1 September 2016
An ambitious “citizen science” project that promotes the shooting of whales in an eco-friendly way, has been launched in Durban.
Almost hunted to extinction forty years ago, whales are now at the heart of a ‘citizen science’ project launched in Durban today by Wildlands in association with Grindrod Bank and The Blue Fund.
It is called WhaleTime and engages the public in monitoring the migration of more than 10,000 whales along the KZN’s coastline from July to November each year.

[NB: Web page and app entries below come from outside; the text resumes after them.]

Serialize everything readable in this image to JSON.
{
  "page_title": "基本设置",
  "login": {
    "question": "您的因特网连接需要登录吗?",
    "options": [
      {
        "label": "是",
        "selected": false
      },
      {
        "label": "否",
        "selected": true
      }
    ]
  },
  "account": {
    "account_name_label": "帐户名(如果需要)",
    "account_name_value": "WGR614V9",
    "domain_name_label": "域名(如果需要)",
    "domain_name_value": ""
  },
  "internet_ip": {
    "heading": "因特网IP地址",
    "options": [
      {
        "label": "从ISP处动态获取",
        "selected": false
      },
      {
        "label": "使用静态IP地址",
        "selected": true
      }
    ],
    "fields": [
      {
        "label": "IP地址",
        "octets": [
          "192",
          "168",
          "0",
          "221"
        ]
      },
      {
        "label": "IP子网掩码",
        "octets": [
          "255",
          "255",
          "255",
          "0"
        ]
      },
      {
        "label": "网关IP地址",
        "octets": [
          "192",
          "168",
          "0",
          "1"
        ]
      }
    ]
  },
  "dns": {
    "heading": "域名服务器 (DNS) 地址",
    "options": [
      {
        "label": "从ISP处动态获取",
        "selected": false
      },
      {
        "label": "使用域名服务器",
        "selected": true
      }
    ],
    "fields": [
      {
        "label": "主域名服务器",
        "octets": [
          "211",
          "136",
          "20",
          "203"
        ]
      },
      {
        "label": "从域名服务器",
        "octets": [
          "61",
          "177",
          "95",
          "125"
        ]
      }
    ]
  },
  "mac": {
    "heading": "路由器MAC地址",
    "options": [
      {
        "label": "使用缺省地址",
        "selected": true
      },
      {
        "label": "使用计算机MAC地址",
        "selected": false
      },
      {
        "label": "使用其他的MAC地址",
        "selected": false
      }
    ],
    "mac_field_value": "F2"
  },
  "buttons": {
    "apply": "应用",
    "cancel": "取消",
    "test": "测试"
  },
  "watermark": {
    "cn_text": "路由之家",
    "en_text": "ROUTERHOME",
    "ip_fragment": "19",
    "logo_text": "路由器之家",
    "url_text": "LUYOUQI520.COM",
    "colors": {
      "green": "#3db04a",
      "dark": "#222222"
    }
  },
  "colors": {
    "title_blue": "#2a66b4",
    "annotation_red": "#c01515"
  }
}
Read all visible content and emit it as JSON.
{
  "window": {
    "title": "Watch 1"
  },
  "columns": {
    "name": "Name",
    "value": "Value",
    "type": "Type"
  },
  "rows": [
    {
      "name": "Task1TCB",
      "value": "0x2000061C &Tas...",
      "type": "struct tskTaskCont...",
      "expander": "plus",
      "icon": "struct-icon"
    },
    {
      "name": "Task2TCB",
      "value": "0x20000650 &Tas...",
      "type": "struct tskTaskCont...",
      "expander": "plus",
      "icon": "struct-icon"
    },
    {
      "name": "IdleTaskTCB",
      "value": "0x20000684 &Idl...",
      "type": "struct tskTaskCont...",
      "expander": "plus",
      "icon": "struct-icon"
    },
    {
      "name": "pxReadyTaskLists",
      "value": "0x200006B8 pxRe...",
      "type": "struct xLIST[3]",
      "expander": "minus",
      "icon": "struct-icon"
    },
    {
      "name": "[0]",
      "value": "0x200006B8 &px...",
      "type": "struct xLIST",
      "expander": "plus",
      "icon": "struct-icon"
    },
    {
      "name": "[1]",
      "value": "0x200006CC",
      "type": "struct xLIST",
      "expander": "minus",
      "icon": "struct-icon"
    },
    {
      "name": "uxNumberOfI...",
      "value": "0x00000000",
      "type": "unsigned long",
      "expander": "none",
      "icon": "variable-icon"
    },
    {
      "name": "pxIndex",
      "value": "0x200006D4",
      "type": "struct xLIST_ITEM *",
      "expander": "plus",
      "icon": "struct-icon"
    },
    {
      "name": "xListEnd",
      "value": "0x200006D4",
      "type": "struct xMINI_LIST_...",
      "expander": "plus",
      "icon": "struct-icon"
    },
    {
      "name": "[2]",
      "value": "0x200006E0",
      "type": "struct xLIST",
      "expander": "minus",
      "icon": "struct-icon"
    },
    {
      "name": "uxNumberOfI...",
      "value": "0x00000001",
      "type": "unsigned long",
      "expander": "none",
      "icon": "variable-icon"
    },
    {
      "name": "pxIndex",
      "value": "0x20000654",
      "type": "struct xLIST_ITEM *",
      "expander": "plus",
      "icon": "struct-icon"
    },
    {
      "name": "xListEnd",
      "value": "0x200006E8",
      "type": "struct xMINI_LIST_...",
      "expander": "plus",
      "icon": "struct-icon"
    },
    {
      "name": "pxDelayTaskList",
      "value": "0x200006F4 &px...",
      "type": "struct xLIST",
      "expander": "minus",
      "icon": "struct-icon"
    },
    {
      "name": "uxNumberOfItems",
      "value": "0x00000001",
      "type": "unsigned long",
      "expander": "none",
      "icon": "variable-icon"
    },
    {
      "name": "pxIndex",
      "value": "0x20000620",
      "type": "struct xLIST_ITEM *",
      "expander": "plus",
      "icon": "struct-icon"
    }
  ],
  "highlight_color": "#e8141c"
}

To participate in this project, people simply upload photos of whale sightings on the WhaleTime website, along with the GPS position of where each photo was taken and other information about each whale encounter.
The envisaged outcome is an interactive, public database on whale populations, behaviour and habitat use.
“All sightings, from either a boat or the shore, should be reported as long they are accompanied by a photo,” said Wildlands’ Strategic Manager, Mark Gerrard.
Gerrard said the WhaleTime crew were particularly keen on photos of whales in action: blowing, breaching, fluking, lob-tailing, sailing or sky-hopping – a term for a whale ‘standing’ with its head above the water surface, enabling it to check out its surroundings.
The project also aimed to promote ethical whale watching protocol, including that a boat should not venture closer to 300m from a whale (unless one has a research or whale watching permit).
“Whales also need their space,” said Gerrard.
Gerrard said the associated educational aspects of the project would not only make people aware of how close several species of whales came to extinction, but also highlight new threats that whales face today. For instance, many people do not know that Durban once had the largest land based whaling operation in the world.
WhaleTime’s Summer Newton, a marine science masters student from Nelson Mandela Metropolitan University, reckons more than 28,000 whales were hunted and killed off Durban’s coastline between 1907 and 1975.
In Facts About Durban, archivist Allan Jackson describes how these whales were killed with metal harpoons loaded with explosives, then pumped full of compressed air for towing back to shore. The bloated carcasses were then heaved up a slipway of the whaling station on the Bluff for processing. It was not only whale oil rendered from blubber that was in great demand back then, said Jackson. Almost every last fragment of the huge creatures, from bone to skin and flesh, was used for something: lubricants for machinery, candles, cosmetics, pharmaceuticals. Whale meat extract was also used to make instant soup.
Newton said by the end of the whaling period – South Africa banned whaling in 1979 – it was estimated that there were as few as 340 humpback whales and less than 100 southern right whales left in the southwest Indian Ocean along the coast of South Africa. Through on-going conservation efforts these two species have partially recovered. Latest surveys suggest that as many as 7,000 humpback whales and more than 1,000 southern right whales migrate past Durban each year.
But marine scientists are concerned about new threats to whale populations and behaviour, including entanglement in fishing gear and shark nets, collisions with ships and noise pollution. Seismic surveys used by the petroleum industry to locate gas and oil reservoirs under the seabed have also become a serious concern. The use of active sonar disturbs whales and can disrupt their migration.
In collating available data and photos of humpback whale migration, Newton is particularly excited about getting good, clear pictures of humpback whale flukes (tail fins).
Just as every dog and cat has a unique coat, so do all whale flukes have diverse characteristics, from colour through to shape. Getting good pictures of humpback whale flukes will help Newton create a photo-identification catalogue featuring individual whales. The WhaleTime crew will then be able to collaborate with other scientists in tracking the behaviour and movement of these individual whales around the world.
For further information visit www.whaletime.co.za.